Does that mean we’re going to see a showdown between firefighters and Proud Boys at the voting precincts on Election Day? The first round is Aug. 23. Ladra bets on los bomberos.

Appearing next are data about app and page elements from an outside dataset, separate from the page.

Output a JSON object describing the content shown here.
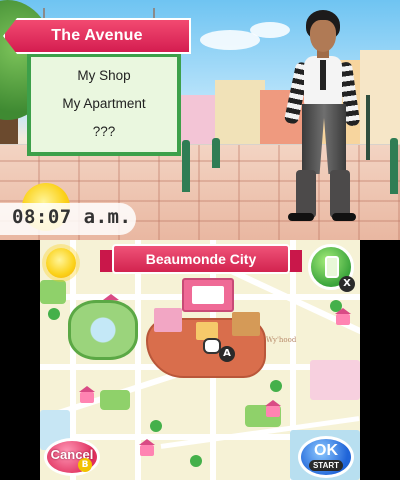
{
  "top_screen": {
    "location_title": "The Avenue",
    "menu": [
      {
        "label": "My Shop"
      },
      {
        "label": "My Apartment"
      },
      {
        "label": "???"
      }
    ],
    "clock": "08:07 a.m."
  },
  "bottom_screen": {
    "city_title": "Beaumonde City",
    "map_label": "Wy'hood",
    "phone_button_key": "X",
    "cursor_key": "A",
    "cancel_button": {
      "label": "Cancel",
      "key": "B"
    },
    "ok_button": {
      "label": "OK",
      "key": "START"
    }
  },
  "colors": {
    "banner_pink": "#d41d50",
    "menu_green": "#3da04a",
    "ok_blue": "#1f64d8",
    "cancel_pink": "#e0305e"
  },
  "icons": [
    "sun-icon",
    "phone-icon",
    "hand-cursor-icon"
  ]
}
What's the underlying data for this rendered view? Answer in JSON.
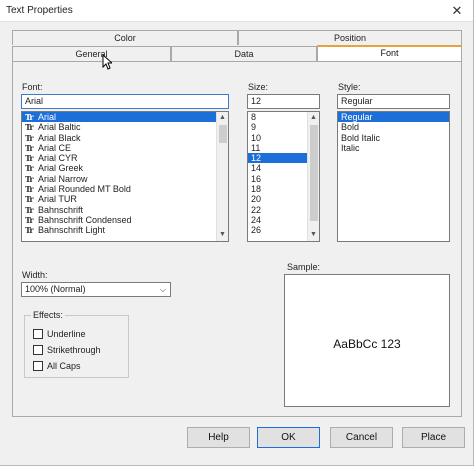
{
  "window": {
    "title": "Text Properties",
    "close_glyph": "✕"
  },
  "tabs": {
    "back": [
      {
        "label": "Color"
      },
      {
        "label": "Position"
      }
    ],
    "front": [
      {
        "label": "General"
      },
      {
        "label": "Data"
      },
      {
        "label": "Font",
        "active": true
      }
    ]
  },
  "font": {
    "label": "Font:",
    "value": "Arial",
    "items": [
      "Arial",
      "Arial Baltic",
      "Arial Black",
      "Arial CE",
      "Arial CYR",
      "Arial Greek",
      "Arial Narrow",
      "Arial Rounded MT Bold",
      "Arial TUR",
      "Bahnschrift",
      "Bahnschrift Condensed",
      "Bahnschrift Light"
    ],
    "selected": "Arial"
  },
  "size": {
    "label": "Size:",
    "value": "12",
    "items": [
      "8",
      "9",
      "10",
      "11",
      "12",
      "14",
      "16",
      "18",
      "20",
      "22",
      "24",
      "26"
    ]
  },
  "style": {
    "label": "Style:",
    "value": "Regular",
    "items": [
      "Regular",
      "Bold",
      "Bold Italic",
      "Italic"
    ],
    "selected": "Regular"
  },
  "width": {
    "label": "Width:",
    "value": "100% (Normal)"
  },
  "effects": {
    "title": "Effects:",
    "items": [
      {
        "label": "Underline",
        "checked": false
      },
      {
        "label": "Strikethrough",
        "checked": false
      },
      {
        "label": "All Caps",
        "checked": false
      }
    ]
  },
  "sample": {
    "title": "Sample:",
    "text": "AaBbCc 123"
  },
  "buttons": {
    "help": "Help",
    "ok": "OK",
    "cancel": "Cancel",
    "place": "Place"
  },
  "icons": {
    "font_type": "truetype-font-icon",
    "scroll_up": "chevron-up-icon",
    "scroll_down": "chevron-down-icon",
    "dropdown": "chevron-down-icon",
    "cursor": "mouse-pointer-icon"
  },
  "colors": {
    "accent": "#1c6fd8",
    "active_tab_marker": "#e8a040"
  }
}
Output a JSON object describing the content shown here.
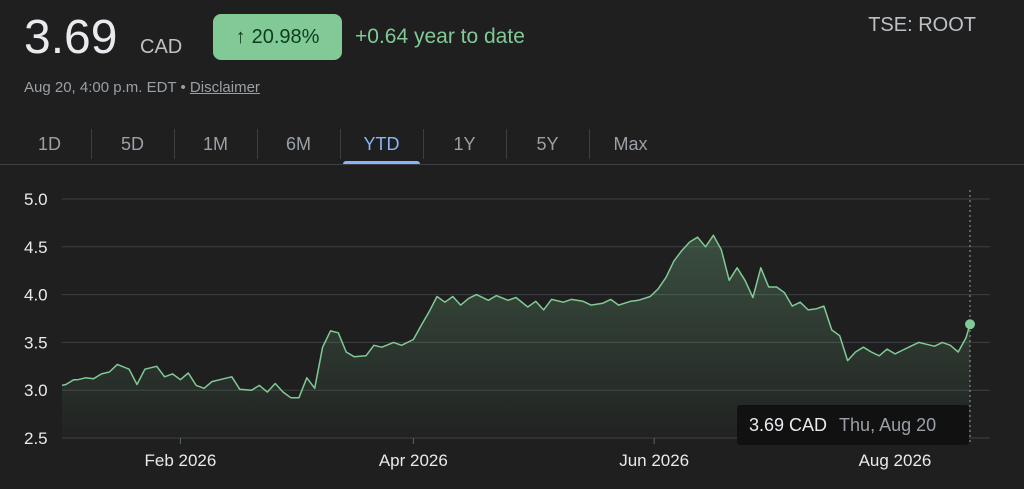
{
  "header": {
    "price": "3.69",
    "currency": "CAD",
    "change_arrow": "↑",
    "change_percent": "20.98%",
    "change_text": "+0.64 year to date",
    "ticker": "TSE: ROOT",
    "timestamp": "Aug 20, 4:00 p.m. EDT",
    "separator": "•",
    "disclaimer": "Disclaimer"
  },
  "colors": {
    "background": "#1f1f1f",
    "positive": "#81c995",
    "accent_active_tab": "#8ab4f8",
    "line": "#81c995"
  },
  "tabs": [
    {
      "label": "1D",
      "active": false
    },
    {
      "label": "5D",
      "active": false
    },
    {
      "label": "1M",
      "active": false
    },
    {
      "label": "6M",
      "active": false
    },
    {
      "label": "YTD",
      "active": true
    },
    {
      "label": "1Y",
      "active": false
    },
    {
      "label": "5Y",
      "active": false
    },
    {
      "label": "Max",
      "active": false
    }
  ],
  "tooltip": {
    "value": "3.69 CAD",
    "date": "Thu, Aug 20"
  },
  "chart_data": {
    "type": "area",
    "title": "",
    "xlabel": "",
    "ylabel": "",
    "ylim": [
      2.5,
      5.0
    ],
    "y_ticks": [
      "5.0",
      "4.5",
      "4.0",
      "3.5",
      "3.0",
      "2.5"
    ],
    "x_ticks": [
      {
        "label": "Feb 2026",
        "date": "2026-02-01"
      },
      {
        "label": "Apr 2026",
        "date": "2026-04-01"
      },
      {
        "label": "Jun 2026",
        "date": "2026-06-01"
      },
      {
        "label": "Aug 2026",
        "date": "2026-08-01"
      }
    ],
    "x_range": [
      "2026-01-02",
      "2026-08-20"
    ],
    "grid": true,
    "series": [
      {
        "points": [
          [
            "2026-01-02",
            3.05
          ],
          [
            "2026-01-03",
            3.06
          ],
          [
            "2026-01-05",
            3.11
          ],
          [
            "2026-01-06",
            3.11
          ],
          [
            "2026-01-08",
            3.13
          ],
          [
            "2026-01-10",
            3.12
          ],
          [
            "2026-01-12",
            3.17
          ],
          [
            "2026-01-14",
            3.19
          ],
          [
            "2026-01-16",
            3.27
          ],
          [
            "2026-01-19",
            3.22
          ],
          [
            "2026-01-21",
            3.06
          ],
          [
            "2026-01-23",
            3.22
          ],
          [
            "2026-01-26",
            3.25
          ],
          [
            "2026-01-28",
            3.14
          ],
          [
            "2026-01-30",
            3.17
          ],
          [
            "2026-02-01",
            3.11
          ],
          [
            "2026-02-03",
            3.18
          ],
          [
            "2026-02-05",
            3.05
          ],
          [
            "2026-02-07",
            3.02
          ],
          [
            "2026-02-09",
            3.09
          ],
          [
            "2026-02-12",
            3.12
          ],
          [
            "2026-02-14",
            3.14
          ],
          [
            "2026-02-16",
            3.01
          ],
          [
            "2026-02-19",
            3.0
          ],
          [
            "2026-02-21",
            3.05
          ],
          [
            "2026-02-23",
            2.98
          ],
          [
            "2026-02-25",
            3.07
          ],
          [
            "2026-02-27",
            2.98
          ],
          [
            "2026-03-01",
            2.92
          ],
          [
            "2026-03-03",
            2.92
          ],
          [
            "2026-03-05",
            3.13
          ],
          [
            "2026-03-07",
            3.02
          ],
          [
            "2026-03-09",
            3.45
          ],
          [
            "2026-03-11",
            3.62
          ],
          [
            "2026-03-13",
            3.6
          ],
          [
            "2026-03-15",
            3.4
          ],
          [
            "2026-03-17",
            3.35
          ],
          [
            "2026-03-20",
            3.36
          ],
          [
            "2026-03-22",
            3.47
          ],
          [
            "2026-03-24",
            3.45
          ],
          [
            "2026-03-27",
            3.5
          ],
          [
            "2026-03-29",
            3.47
          ],
          [
            "2026-04-01",
            3.53
          ],
          [
            "2026-04-03",
            3.68
          ],
          [
            "2026-04-05",
            3.82
          ],
          [
            "2026-04-07",
            3.98
          ],
          [
            "2026-04-09",
            3.92
          ],
          [
            "2026-04-11",
            3.98
          ],
          [
            "2026-04-13",
            3.89
          ],
          [
            "2026-04-15",
            3.96
          ],
          [
            "2026-04-17",
            4.0
          ],
          [
            "2026-04-20",
            3.94
          ],
          [
            "2026-04-22",
            3.99
          ],
          [
            "2026-04-25",
            3.94
          ],
          [
            "2026-04-27",
            3.97
          ],
          [
            "2026-04-30",
            3.87
          ],
          [
            "2026-05-02",
            3.93
          ],
          [
            "2026-05-04",
            3.84
          ],
          [
            "2026-05-06",
            3.95
          ],
          [
            "2026-05-09",
            3.92
          ],
          [
            "2026-05-11",
            3.95
          ],
          [
            "2026-05-14",
            3.93
          ],
          [
            "2026-05-16",
            3.89
          ],
          [
            "2026-05-19",
            3.91
          ],
          [
            "2026-05-21",
            3.95
          ],
          [
            "2026-05-23",
            3.89
          ],
          [
            "2026-05-26",
            3.93
          ],
          [
            "2026-05-28",
            3.94
          ],
          [
            "2026-05-31",
            3.98
          ],
          [
            "2026-06-02",
            4.06
          ],
          [
            "2026-06-04",
            4.18
          ],
          [
            "2026-06-06",
            4.35
          ],
          [
            "2026-06-08",
            4.46
          ],
          [
            "2026-06-10",
            4.55
          ],
          [
            "2026-06-12",
            4.6
          ],
          [
            "2026-06-14",
            4.5
          ],
          [
            "2026-06-16",
            4.62
          ],
          [
            "2026-06-18",
            4.47
          ],
          [
            "2026-06-20",
            4.15
          ],
          [
            "2026-06-22",
            4.28
          ],
          [
            "2026-06-24",
            4.15
          ],
          [
            "2026-06-26",
            3.97
          ],
          [
            "2026-06-28",
            4.28
          ],
          [
            "2026-06-30",
            4.08
          ],
          [
            "2026-07-02",
            4.08
          ],
          [
            "2026-07-04",
            4.02
          ],
          [
            "2026-07-06",
            3.88
          ],
          [
            "2026-07-08",
            3.92
          ],
          [
            "2026-07-10",
            3.84
          ],
          [
            "2026-07-12",
            3.85
          ],
          [
            "2026-07-14",
            3.88
          ],
          [
            "2026-07-16",
            3.63
          ],
          [
            "2026-07-18",
            3.57
          ],
          [
            "2026-07-20",
            3.31
          ],
          [
            "2026-07-22",
            3.4
          ],
          [
            "2026-07-24",
            3.45
          ],
          [
            "2026-07-26",
            3.4
          ],
          [
            "2026-07-28",
            3.36
          ],
          [
            "2026-07-30",
            3.43
          ],
          [
            "2026-08-01",
            3.38
          ],
          [
            "2026-08-03",
            3.42
          ],
          [
            "2026-08-05",
            3.46
          ],
          [
            "2026-08-07",
            3.5
          ],
          [
            "2026-08-09",
            3.48
          ],
          [
            "2026-08-11",
            3.46
          ],
          [
            "2026-08-13",
            3.5
          ],
          [
            "2026-08-15",
            3.47
          ],
          [
            "2026-08-17",
            3.4
          ],
          [
            "2026-08-19",
            3.55
          ],
          [
            "2026-08-20",
            3.69
          ]
        ]
      }
    ]
  }
}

District 6 covers a central portion of the county, including part or all of the cities of Miami Springs, Virginia Gardens and West Miami; parts of Coral Gables, Hialeah and Miami; and some unincorporated Miami-Dade service area, also known as UMSA. The district also contains Miami International Airport, a top economic engine, and the Melreese golf course being redeveloped into Miami Freedom Park.